John White (colonist and artist) : biography

c. 1540 – c. 1593

John White (c. 1540 – c. 1593) was an English artist, and an early pioneer of English efforts to settle the New World. He was among those who sailed with Richard Grenville to North Carolina in 1585, acting as artist and mapmaker to the expedition. During his time at Roanoke Island he made a number of watercolor sketches of the surrounding landscape and the native Algonkin peoples. These works are significant as they are the most informative illustrations of a Native American society of the Eastern seaboard; the surviving original watercolors are now stored in the print room of the British Museum.

Later, in 1587, White became governor of Sir Walter Raleigh’s failed attempt at a permanent settlement on Roanoke island, known to history as the "Lost Colony". This unsuccessful effort represented the earliest attempt at a permanent English colony in the New World, and White’s granddaughter Virginia Dare was the first English child born in the New World. After the failure of the Lost Colony, White retired to Raleigh’s estates in Ireland, reflecting upon the "evils and unfortunate events" which had ruined his hopes in America, though never giving up hope that his daughter and granddaughter were still alive.

Early life

John White’s exact date of birth is unknown but it seems likely he was born some time between 1540 and 1550. Retrieved March 2011 There is a record dated February 22, 1539 of a christening in the Church of St Augustine, London of a "John White" on that same day; but there is no proof this is the same person. White is known to have attended church in the parish of St. Martin Ludgate in London. In 1566 he married Tomasyn Cooper; with whom he had a son, Tom, who died young, and a daughter Eleanor. Little is known of White’s training as an artist but it is possible that he apprenticed as an illustrator under a London master.

Later life

Little is known of White’s life after the failure of the Roanoke Colony. He lived in Plymouth,as the will of his twin brother Robert White bequeathing him property in the city of Plymouth, referred to him as “of Plymouth”Transcripts of Robert White’s will are in the same MSS [Queen’s College, Oxford, MSS 137]; and in the New World Tapestry Library (as is the New World Tapestry) at the British Empire & Commonwealth Museum, Bristol, England. and also owned a house at Newtown, Kylmore (Kilmore, County Cork), Ireland. He appears to have been in Ireland living on the estates of Sir Walter Raleigh, making maps of land for Raleigh’s tenants, and reflecting upon the "evils and unfortunate events" which had ruined his hopes in the New World, though never giving up hope that his daughter and granddaughter were still alive.Milton, p.269

The last surviving document related to White is a letter he wrote from Ireland in 1593 to the publisher of the prints of his Roanoke drawings. However, a record from May 1606 that a Bridget White was appointed estate administrator for her brother "John White" may refer to him.

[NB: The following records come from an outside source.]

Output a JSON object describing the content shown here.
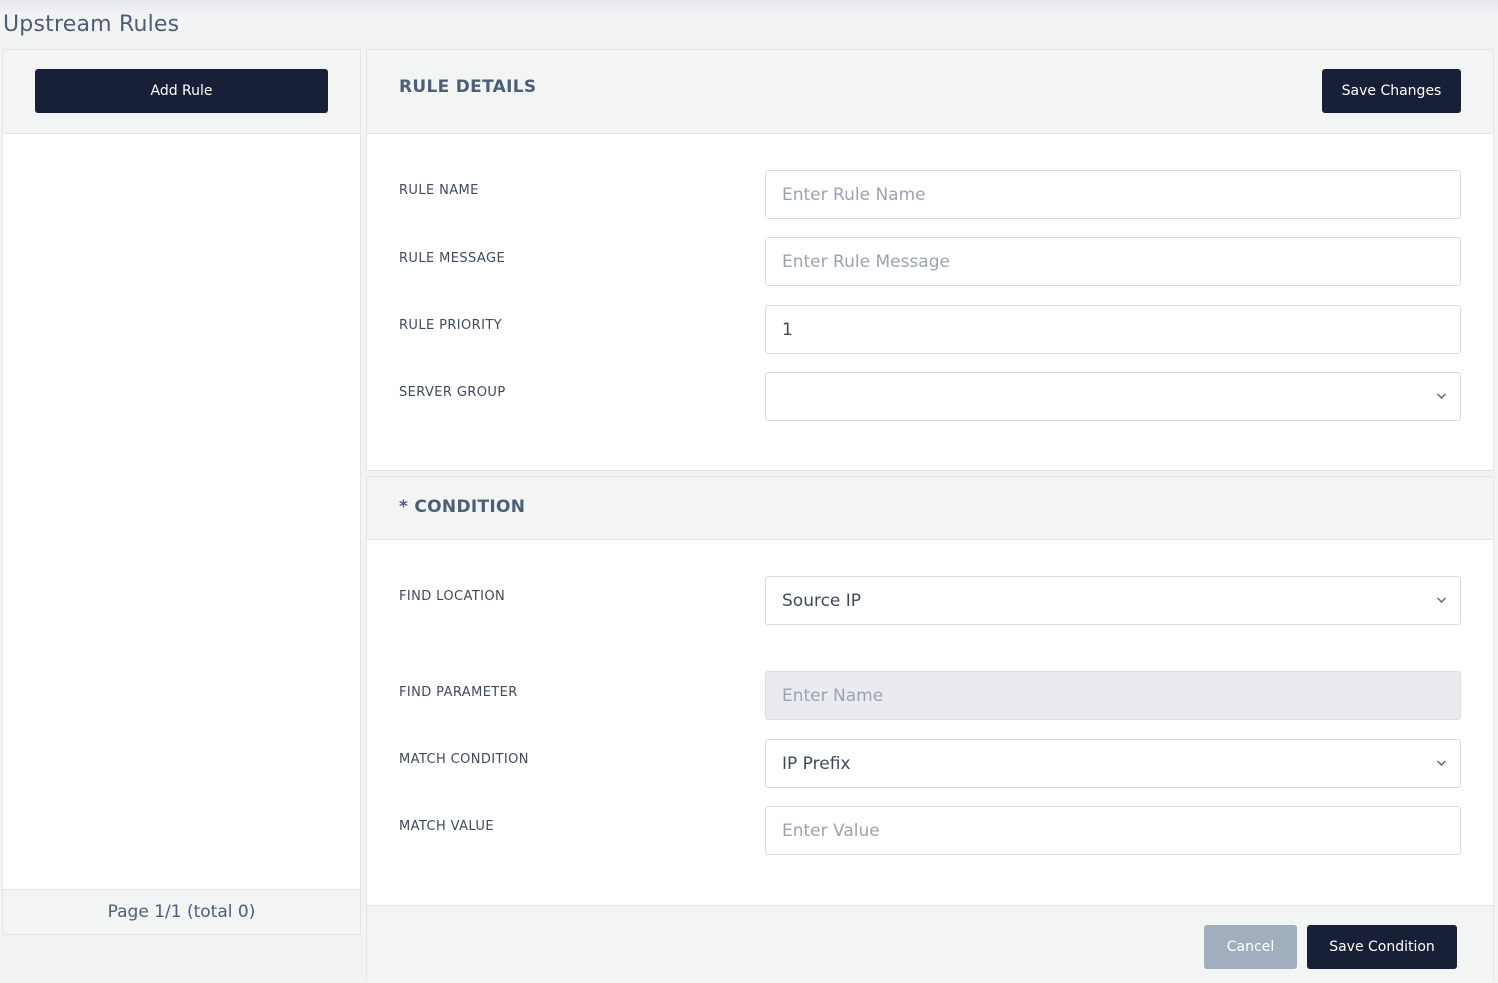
{
  "page": {
    "title": "Upstream Rules"
  },
  "sidebar": {
    "add_rule_label": "Add Rule",
    "pagination": "Page 1/1 (total 0)"
  },
  "rule_details": {
    "title": "RULE DETAILS",
    "save_label": "Save Changes",
    "fields": {
      "rule_name": {
        "label": "RULE NAME",
        "placeholder": "Enter Rule Name",
        "value": ""
      },
      "rule_message": {
        "label": "RULE MESSAGE",
        "placeholder": "Enter Rule Message",
        "value": ""
      },
      "rule_priority": {
        "label": "RULE PRIORITY",
        "value": "1"
      },
      "server_group": {
        "label": "SERVER GROUP",
        "value": ""
      }
    }
  },
  "condition": {
    "title": "* CONDITION",
    "fields": {
      "find_location": {
        "label": "FIND LOCATION",
        "value": "Source IP"
      },
      "find_parameter": {
        "label": "FIND PARAMETER",
        "placeholder": "Enter Name",
        "value": ""
      },
      "match_condition": {
        "label": "MATCH CONDITION",
        "value": "IP Prefix"
      },
      "match_value": {
        "label": "MATCH VALUE",
        "placeholder": "Enter Value",
        "value": ""
      }
    },
    "cancel_label": "Cancel",
    "save_label": "Save Condition"
  },
  "icons": {
    "dropdown": "chevron-down-icon"
  },
  "colors": {
    "primary_button": "#182038",
    "disabled_button": "#a1aebd",
    "text": "#4c5e78"
  }
}
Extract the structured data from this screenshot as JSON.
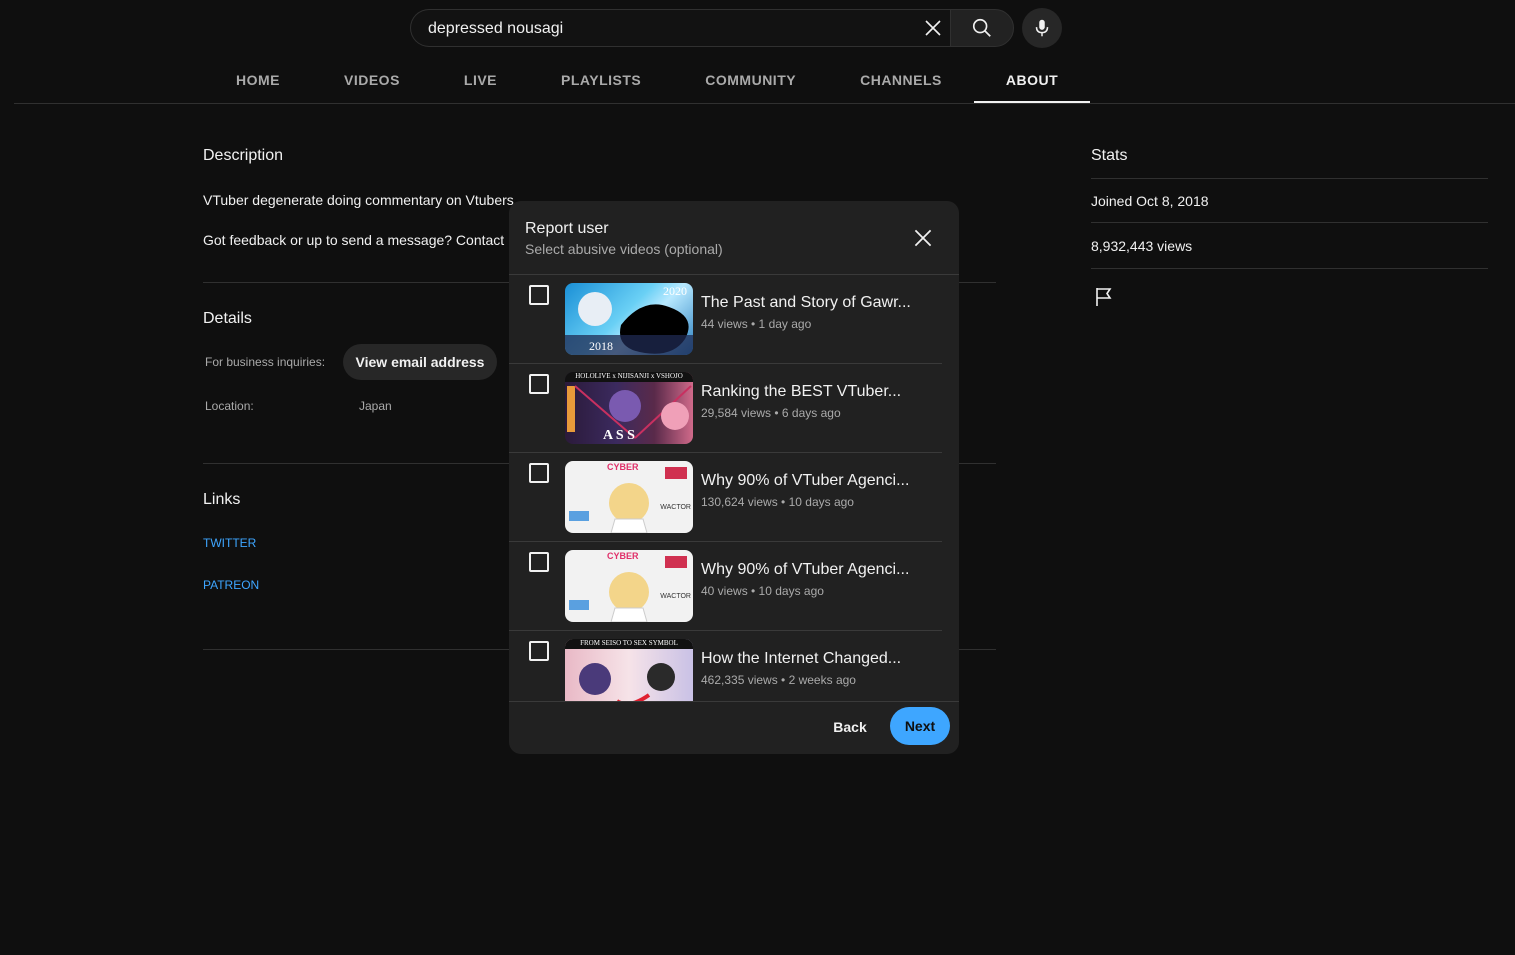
{
  "search": {
    "value": "depressed nousagi"
  },
  "tabs": [
    "HOME",
    "VIDEOS",
    "LIVE",
    "PLAYLISTS",
    "COMMUNITY",
    "CHANNELS",
    "ABOUT"
  ],
  "active_tab": "ABOUT",
  "about": {
    "description_heading": "Description",
    "description_line1": "VTuber degenerate doing commentary on Vtubers",
    "description_line2": "Got feedback or up to send a message? Contact r",
    "details_heading": "Details",
    "business_label": "For business inquiries:",
    "email_button": "View email address",
    "location_label": "Location:",
    "location_value": "Japan",
    "links_heading": "Links",
    "links": [
      "TWITTER",
      "PATREON"
    ]
  },
  "stats": {
    "heading": "Stats",
    "joined": "Joined Oct 8, 2018",
    "views": "8,932,443 views"
  },
  "modal": {
    "title": "Report user",
    "subtitle": "Select abusive videos (optional)",
    "videos": [
      {
        "title": "The Past and Story of Gawr...",
        "meta": "44 views • 1 day ago",
        "thumb_text_top": "2020",
        "thumb_text_bottom": "2018"
      },
      {
        "title": "Ranking the BEST VTuber...",
        "meta": "29,584 views • 6 days ago",
        "thumb_text_top": "HOLOLIVE x NIJISANJI x VSHOJO",
        "thumb_text_bottom": "A S S"
      },
      {
        "title": "Why 90% of VTuber Agenci...",
        "meta": "130,624 views • 10 days ago",
        "thumb_text_top": "CYBER",
        "thumb_text_bottom": "WACTOR"
      },
      {
        "title": "Why 90% of VTuber Agenci...",
        "meta": "40 views • 10 days ago",
        "thumb_text_top": "CYBER",
        "thumb_text_bottom": "WACTOR"
      },
      {
        "title": "How the Internet Changed...",
        "meta": "462,335 views • 2 weeks ago",
        "thumb_text_top": "FROM SEISO TO SEX SYMBOL",
        "thumb_text_bottom": ""
      }
    ],
    "back_label": "Back",
    "next_label": "Next"
  },
  "colors": {
    "background": "#0f0f0f",
    "modal": "#212121",
    "accent": "#3ea6ff",
    "link": "#3ea6ff"
  }
}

Governor of the Roanoke Colony

After Lane’s colonists returned to England in 1586 Sir Walter Raleigh, who held the land patent for the proposed English colony of Virginia, tasked White with the job of organizing a new colony in the Chesapeake Bay area, one which would be self-sustaining and which would include women and children. During 1586 White was able to persuade 113 prospective colonists to join Raleigh’s expedition, including his daughter Eleanor and his son-in-law Ananias Dare, recently married at St Bride’s Church in Fleet Street.Morgan, p.77 His efforts did not go unrewarded; on January 7, 1587 Raleigh named “John White of London Gentleman, to be the chief Governor” of the new colony, acting under the authority of the Virginia Company. White, with thirteen others, were incorporated under the name of “The Governor and Assistants of the Cities of Raleigh of Virginia”.Queen’s College, Oxford, MSS 137](a). On the occasion he was granted arms with eight quarters. The 1st contained his new arms: Ermine, on a canton Gules, a fusil Argent. The 2nd contained the ancient arms of White of Truro. The remaining six quarters contained the arms of some of his “Assistants”. This marshalling, other than being unorthodox, produced minute detail unsuitable for the New World Tapestry canvas. Therefore White (ancient) of Truro is depicted (Poptarts of 1587).